If we dissect the Central Statistics Office (CSO) retail data for Q1 2014 to exclude motor, auto fuel & bars (to mirror our data), retail spend was pretty flat, increasing by a marginal 0.3%.
This shows that online retail revenues are growing a spectacular 170 times faster than overall retail revenues, indicating that the “offline” segment of retail spend is actually shrinking.
These finding support Topshop owner and retail mogul Sir Philip Greene’s recent assertion that the number of his high street stores will shrink in coming years as consumers shift more of their spend online.
Thoughts on findings
The Irish consumer has been an early adapter to e-commerce, spending more time online, and more money online, than their European counterparts. However, it is fair to say that Irish businesses have been laggards, and are only now arriving at the online party. Let’s isolate the supply & demand side factors and investigate.
Q1 represents the first full quarter since Ireland exited the bailout. I’ve encountered lots of anecdotal evidence that consumers have had a post-exit spring in their step and are beginning to spend again. However when we compare our Wolfgang e-commerce Study to the CSO retail figures, we learn that consumer spend isn’t growing by any great leaps. Online spend is simply cannibalising offline spend, i.e. people aren’t spending more money; they are simply spending more money online and less on the high street. Significantly, this accelerating trend will define retail and the high street for this decade and beyond.

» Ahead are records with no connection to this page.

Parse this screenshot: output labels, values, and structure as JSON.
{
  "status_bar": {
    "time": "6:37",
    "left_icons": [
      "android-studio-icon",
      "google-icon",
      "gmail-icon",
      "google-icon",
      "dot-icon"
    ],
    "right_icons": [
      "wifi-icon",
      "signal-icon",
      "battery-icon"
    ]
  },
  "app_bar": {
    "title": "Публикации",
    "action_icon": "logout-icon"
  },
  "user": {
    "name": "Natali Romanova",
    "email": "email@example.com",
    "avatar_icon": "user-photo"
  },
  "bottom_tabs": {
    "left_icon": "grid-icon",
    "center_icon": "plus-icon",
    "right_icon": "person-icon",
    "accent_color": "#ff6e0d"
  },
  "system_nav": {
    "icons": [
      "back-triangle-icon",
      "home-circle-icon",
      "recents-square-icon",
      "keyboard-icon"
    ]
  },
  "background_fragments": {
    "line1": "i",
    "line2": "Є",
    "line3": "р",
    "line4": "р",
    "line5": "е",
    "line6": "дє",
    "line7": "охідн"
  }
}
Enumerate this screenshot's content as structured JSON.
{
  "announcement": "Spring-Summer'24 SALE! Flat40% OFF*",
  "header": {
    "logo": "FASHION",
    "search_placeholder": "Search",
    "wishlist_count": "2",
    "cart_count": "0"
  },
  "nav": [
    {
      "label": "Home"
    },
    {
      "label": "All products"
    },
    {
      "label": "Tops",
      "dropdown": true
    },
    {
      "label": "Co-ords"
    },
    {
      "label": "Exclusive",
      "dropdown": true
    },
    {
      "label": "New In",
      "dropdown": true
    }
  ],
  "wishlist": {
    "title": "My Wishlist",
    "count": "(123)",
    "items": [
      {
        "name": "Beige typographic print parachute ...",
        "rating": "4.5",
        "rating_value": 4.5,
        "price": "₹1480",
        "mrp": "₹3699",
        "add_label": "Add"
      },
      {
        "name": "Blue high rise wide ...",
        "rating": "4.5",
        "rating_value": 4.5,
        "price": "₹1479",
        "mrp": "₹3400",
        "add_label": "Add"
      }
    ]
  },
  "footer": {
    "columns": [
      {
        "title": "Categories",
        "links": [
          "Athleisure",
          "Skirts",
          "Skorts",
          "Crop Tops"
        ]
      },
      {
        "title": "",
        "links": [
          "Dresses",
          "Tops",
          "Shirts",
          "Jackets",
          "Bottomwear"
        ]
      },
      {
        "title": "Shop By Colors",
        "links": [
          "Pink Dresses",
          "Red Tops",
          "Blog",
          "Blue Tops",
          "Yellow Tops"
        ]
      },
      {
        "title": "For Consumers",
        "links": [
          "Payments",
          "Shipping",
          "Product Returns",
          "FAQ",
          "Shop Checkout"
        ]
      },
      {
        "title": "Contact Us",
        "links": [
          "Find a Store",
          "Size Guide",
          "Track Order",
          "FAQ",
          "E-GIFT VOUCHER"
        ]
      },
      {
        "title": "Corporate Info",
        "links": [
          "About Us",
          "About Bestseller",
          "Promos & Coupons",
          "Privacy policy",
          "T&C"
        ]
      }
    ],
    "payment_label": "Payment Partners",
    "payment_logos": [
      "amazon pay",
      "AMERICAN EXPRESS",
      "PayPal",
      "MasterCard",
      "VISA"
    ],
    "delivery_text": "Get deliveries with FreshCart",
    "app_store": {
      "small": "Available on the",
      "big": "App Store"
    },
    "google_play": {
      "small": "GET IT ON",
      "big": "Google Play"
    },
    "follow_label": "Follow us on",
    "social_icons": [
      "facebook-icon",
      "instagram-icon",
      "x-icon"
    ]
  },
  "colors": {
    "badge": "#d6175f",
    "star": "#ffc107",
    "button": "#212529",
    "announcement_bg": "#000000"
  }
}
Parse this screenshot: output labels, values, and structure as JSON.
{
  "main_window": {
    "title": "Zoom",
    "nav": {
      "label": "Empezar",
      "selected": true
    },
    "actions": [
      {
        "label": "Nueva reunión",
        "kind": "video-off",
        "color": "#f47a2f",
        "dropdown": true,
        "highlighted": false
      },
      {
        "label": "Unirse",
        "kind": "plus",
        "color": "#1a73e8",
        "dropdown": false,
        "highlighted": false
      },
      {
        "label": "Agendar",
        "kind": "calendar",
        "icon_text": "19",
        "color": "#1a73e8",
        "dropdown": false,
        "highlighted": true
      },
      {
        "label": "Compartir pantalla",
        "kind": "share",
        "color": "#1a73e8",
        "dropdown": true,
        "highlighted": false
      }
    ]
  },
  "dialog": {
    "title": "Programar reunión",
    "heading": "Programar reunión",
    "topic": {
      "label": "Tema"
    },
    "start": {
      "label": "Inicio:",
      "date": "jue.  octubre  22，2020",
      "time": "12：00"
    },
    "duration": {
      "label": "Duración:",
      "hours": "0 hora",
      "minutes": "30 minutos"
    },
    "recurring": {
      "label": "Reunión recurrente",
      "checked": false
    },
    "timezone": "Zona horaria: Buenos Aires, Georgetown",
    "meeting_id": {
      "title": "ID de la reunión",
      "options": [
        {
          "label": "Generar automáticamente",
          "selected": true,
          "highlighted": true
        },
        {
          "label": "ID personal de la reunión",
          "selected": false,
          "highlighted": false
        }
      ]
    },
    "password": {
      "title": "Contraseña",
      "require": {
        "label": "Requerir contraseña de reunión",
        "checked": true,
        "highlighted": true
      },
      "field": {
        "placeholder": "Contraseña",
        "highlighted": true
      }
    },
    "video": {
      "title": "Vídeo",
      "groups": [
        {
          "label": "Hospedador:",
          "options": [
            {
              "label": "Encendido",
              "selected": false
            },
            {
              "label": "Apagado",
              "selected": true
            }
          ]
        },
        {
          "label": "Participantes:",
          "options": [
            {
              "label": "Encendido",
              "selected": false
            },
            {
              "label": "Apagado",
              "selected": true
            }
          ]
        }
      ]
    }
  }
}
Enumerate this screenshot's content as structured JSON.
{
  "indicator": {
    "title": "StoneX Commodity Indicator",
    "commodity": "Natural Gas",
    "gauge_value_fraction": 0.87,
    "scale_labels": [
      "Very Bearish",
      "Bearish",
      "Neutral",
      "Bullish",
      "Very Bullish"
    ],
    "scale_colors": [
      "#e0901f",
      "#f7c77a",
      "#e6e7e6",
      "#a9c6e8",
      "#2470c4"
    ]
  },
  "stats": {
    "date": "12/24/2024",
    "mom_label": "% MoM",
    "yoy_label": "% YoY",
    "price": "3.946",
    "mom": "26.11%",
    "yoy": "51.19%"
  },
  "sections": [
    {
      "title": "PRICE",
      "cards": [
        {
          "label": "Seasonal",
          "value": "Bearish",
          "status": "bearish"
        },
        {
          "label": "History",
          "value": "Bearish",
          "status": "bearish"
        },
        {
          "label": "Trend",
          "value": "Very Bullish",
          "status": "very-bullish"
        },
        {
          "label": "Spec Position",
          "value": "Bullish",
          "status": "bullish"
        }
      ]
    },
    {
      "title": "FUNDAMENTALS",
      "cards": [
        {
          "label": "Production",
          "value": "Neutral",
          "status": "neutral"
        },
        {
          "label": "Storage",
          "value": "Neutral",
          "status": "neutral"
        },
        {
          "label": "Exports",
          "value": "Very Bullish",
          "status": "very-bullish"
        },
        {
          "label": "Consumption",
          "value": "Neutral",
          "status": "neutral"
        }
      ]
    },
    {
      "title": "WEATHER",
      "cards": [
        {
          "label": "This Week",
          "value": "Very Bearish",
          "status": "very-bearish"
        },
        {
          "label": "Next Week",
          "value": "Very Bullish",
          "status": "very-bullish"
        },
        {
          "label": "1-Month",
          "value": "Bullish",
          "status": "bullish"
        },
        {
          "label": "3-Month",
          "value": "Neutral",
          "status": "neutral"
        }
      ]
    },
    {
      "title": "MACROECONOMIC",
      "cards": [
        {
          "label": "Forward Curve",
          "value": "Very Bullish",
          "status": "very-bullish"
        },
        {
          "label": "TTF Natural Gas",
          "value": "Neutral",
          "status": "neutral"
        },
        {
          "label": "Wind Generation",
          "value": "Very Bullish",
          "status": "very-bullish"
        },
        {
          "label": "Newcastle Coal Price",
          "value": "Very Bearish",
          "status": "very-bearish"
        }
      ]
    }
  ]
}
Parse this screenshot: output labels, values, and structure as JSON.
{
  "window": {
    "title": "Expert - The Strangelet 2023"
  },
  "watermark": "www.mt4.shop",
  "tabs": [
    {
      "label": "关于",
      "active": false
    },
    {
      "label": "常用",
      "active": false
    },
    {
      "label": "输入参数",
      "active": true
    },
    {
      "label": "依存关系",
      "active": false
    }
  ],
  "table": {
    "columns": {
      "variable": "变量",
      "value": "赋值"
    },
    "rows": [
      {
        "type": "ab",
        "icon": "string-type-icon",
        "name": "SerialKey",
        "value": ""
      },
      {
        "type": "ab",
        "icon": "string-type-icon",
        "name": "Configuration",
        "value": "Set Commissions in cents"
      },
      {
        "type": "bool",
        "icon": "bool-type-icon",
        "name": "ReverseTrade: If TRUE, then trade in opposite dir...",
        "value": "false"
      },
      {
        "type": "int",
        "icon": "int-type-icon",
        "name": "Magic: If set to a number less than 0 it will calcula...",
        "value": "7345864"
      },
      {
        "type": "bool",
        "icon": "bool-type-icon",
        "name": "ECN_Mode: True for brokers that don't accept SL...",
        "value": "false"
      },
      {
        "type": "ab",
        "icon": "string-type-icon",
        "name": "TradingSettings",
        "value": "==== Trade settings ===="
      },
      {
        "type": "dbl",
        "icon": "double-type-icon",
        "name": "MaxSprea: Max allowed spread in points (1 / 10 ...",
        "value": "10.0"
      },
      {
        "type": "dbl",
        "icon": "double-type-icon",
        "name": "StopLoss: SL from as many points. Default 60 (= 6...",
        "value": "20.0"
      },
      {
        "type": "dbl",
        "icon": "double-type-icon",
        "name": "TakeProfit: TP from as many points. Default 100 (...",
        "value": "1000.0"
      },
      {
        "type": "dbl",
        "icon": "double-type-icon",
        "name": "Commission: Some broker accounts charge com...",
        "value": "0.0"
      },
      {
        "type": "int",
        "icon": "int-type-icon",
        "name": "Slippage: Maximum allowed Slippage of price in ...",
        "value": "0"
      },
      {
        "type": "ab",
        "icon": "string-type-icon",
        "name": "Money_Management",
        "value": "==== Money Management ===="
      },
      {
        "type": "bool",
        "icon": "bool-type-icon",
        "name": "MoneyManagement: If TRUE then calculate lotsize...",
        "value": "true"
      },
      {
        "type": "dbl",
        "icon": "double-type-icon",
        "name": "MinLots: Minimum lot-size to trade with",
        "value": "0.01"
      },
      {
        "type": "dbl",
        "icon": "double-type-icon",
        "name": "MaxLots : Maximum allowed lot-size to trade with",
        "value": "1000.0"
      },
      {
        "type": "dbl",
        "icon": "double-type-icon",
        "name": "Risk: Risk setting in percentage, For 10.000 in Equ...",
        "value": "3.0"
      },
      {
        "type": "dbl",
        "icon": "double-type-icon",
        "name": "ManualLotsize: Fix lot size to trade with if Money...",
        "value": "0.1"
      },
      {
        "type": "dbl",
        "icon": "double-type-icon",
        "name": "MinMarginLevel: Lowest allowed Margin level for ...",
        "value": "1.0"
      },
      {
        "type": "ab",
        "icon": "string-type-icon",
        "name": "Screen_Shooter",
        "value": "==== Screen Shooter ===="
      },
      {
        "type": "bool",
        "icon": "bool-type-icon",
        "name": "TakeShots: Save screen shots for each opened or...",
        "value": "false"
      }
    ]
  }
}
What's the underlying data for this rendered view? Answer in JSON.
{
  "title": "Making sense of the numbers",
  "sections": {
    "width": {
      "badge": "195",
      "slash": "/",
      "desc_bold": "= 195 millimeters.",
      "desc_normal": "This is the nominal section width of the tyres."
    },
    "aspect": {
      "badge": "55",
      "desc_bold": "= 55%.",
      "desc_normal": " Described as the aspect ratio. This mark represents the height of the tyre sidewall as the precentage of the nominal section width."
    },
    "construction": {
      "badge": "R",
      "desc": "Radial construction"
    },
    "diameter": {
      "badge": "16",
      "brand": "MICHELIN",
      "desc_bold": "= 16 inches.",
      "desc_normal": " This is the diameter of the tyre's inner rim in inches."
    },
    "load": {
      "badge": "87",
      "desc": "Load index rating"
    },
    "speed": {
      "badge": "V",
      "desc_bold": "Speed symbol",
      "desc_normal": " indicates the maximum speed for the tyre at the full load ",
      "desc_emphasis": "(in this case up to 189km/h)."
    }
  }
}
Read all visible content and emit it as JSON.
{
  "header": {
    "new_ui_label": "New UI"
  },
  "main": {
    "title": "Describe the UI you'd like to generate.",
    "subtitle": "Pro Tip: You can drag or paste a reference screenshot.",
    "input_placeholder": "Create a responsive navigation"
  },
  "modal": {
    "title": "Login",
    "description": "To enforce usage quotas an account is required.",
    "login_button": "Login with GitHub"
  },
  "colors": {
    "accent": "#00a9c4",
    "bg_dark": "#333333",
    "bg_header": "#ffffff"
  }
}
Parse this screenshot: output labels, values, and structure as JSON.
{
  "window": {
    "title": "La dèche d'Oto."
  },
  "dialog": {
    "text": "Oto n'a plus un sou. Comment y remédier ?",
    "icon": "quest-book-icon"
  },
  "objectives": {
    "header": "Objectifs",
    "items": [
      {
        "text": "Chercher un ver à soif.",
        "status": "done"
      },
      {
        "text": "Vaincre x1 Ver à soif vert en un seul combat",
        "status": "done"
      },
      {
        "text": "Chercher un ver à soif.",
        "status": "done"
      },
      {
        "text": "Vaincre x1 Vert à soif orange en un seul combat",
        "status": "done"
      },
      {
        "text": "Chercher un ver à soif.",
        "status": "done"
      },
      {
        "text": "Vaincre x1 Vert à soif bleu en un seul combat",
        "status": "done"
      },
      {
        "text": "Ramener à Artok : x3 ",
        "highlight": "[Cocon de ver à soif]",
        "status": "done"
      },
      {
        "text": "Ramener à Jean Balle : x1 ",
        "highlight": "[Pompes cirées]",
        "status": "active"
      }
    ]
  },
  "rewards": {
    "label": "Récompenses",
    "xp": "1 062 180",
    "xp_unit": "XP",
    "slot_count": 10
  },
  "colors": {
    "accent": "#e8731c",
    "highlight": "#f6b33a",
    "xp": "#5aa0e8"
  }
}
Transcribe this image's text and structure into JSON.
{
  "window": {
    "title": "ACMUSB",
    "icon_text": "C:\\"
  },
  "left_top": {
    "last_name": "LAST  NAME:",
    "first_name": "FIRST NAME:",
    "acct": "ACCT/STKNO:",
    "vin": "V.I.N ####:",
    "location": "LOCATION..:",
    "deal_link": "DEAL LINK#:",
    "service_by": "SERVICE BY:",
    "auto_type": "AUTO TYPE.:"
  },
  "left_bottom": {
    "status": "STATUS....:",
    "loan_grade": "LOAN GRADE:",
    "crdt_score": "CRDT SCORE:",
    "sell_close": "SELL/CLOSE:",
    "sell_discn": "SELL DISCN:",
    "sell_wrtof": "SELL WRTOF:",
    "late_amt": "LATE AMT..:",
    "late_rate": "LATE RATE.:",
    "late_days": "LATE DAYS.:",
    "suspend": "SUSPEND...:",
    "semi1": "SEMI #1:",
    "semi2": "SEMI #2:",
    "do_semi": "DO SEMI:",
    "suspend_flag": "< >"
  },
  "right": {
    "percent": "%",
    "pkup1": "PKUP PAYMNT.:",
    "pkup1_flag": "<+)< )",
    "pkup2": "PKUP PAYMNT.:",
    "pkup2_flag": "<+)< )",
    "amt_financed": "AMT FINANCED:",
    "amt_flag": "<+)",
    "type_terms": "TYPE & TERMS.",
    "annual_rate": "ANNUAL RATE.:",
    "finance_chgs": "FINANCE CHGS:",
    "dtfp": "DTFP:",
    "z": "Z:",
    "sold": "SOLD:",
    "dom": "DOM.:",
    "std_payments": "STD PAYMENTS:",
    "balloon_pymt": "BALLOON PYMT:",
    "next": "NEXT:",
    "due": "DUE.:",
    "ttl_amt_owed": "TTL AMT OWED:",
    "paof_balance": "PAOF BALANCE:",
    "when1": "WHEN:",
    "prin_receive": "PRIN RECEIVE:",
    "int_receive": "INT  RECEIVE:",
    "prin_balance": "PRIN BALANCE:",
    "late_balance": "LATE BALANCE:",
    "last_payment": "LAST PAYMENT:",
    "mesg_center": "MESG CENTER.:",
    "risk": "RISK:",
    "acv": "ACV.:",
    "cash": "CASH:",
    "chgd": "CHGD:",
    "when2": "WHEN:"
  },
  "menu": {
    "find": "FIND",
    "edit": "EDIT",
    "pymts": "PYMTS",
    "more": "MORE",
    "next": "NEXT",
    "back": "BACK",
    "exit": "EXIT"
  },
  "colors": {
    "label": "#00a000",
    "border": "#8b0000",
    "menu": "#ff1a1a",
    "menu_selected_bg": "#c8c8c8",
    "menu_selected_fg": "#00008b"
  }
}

While Irish businesses have been slow to the e-commerce party, they are now arriving and making their presence felt. The key to online success is iteration. Many Irish businesses are now beyond the awkward first steps online, and are beginning to understand how their customers want to interact with them in an online world.
The death of the “Wanamaker Conumdrum”?
One of the most famous idioms in the advertising world was uttered by American retail magnate John Wanamaker in the late 19th century: “I know half my advertising budget is wasted, the problem is I just don’t know which half”. Now that we have 100% accountability for online transactions, has the issue of measurability been removed? The certainty of data in an e-commerce world has gone a long way to solving the Wanamaker conundrum. However, there is still a question that the most technologically-advanced retailers worldwide have yet to answer: “how do my online activities affect my in-store sales?” Studies indicate that the volume of people who “research online and purchase offline” (ROPO) is far greater than those who complete the deal online, and high value in store purchases are more likely to have had an online touch point in advance. This large segment of retail sales is not getting the analytical attention it warrants. The biggest mistake retailers are making right now is that they are measuring the success of their online marketing efforts by their online sales exclusively, and ignoring the larger benefit seen in-store.
Meaning that two centuries later, the “Wanamaker Conundrum” is still alive and kicking in the global advertising community.
The Wolfgang e-commerce study is getting bigger next quarter and will have “closed results” for contributing websites. If you are selling online we’d love to get your data into the study. In return we’ll provide you with unpublished benchmark Irish digital marketing KPIs. Get involved, email email@example.com.Author's Google+